Posttraumatic stress disorder (PTSD) is associated with medial frontal and amygdala functional alterations during the processing of traumatic material and frontoparietal dysfunctions during working memory tasks. This functional magnetic resonance imaging (fMRI) study investigated the effects of trauma-related words processing on working memory in patients with PTSD.
We obtained fMRI scans during a 3-back task and an identity task on both neutral and trauma-related words in women with PTSD who had been sexually abused and in healthy, nonexposed pair-matched controls.
Seventeen women with PTSD and 17 controls participated in the study. We found no behavioural working memory deficit for the PTSD group. In both tasks, deactivation of posterior parietal midline regions was more pronounced in patients than controls.

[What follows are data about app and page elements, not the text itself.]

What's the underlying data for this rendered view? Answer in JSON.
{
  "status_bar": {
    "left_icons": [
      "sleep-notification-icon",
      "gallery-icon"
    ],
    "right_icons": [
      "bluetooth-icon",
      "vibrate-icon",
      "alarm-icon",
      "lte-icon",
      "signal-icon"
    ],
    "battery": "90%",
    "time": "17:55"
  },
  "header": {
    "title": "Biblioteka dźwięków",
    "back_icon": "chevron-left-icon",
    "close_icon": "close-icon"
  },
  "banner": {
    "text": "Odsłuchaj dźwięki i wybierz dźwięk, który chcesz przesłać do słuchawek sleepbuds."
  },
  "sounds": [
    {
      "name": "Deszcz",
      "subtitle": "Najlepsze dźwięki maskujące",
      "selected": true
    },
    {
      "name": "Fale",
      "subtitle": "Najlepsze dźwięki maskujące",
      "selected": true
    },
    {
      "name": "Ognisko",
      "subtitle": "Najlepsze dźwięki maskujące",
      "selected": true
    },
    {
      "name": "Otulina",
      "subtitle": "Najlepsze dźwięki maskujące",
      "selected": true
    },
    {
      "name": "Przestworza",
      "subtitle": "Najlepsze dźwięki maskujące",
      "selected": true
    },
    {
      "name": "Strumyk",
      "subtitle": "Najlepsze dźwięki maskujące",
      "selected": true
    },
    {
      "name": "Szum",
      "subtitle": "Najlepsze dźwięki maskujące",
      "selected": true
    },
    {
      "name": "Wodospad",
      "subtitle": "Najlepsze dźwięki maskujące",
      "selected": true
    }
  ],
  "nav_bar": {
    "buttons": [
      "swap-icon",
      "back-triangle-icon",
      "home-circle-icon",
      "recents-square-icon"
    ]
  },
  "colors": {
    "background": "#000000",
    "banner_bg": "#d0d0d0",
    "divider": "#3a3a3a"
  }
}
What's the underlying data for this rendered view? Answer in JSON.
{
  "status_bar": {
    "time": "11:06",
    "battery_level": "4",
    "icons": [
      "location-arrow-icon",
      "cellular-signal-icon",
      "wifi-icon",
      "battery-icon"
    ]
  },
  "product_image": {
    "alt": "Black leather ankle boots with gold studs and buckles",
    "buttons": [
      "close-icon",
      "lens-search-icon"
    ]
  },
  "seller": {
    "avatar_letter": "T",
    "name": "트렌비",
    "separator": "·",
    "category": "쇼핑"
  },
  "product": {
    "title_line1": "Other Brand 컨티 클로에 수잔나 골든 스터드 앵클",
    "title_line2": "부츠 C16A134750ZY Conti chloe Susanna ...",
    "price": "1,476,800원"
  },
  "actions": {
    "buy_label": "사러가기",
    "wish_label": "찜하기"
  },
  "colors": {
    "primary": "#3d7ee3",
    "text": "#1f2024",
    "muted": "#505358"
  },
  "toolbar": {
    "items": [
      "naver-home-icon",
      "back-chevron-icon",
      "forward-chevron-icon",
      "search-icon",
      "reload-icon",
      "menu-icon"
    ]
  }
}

Additionally, patients with PTSD recruited the left dorsolateral frontal sites to a greater extent during the processing of trauma-related material than neutral material.
This study included only women and did not include a trauma-exposed non-PTSD control group; the results may, therefore, have been influenced by sex or by effects specific to trauma exposure.
Our results broadly confirm frontal and parietal functional variations in women with PTSD and suggest a compensatory nature of these variations with regard to the retreival of traumatic memories and global attentional deficits, respectively, during cognitively challenging tasks.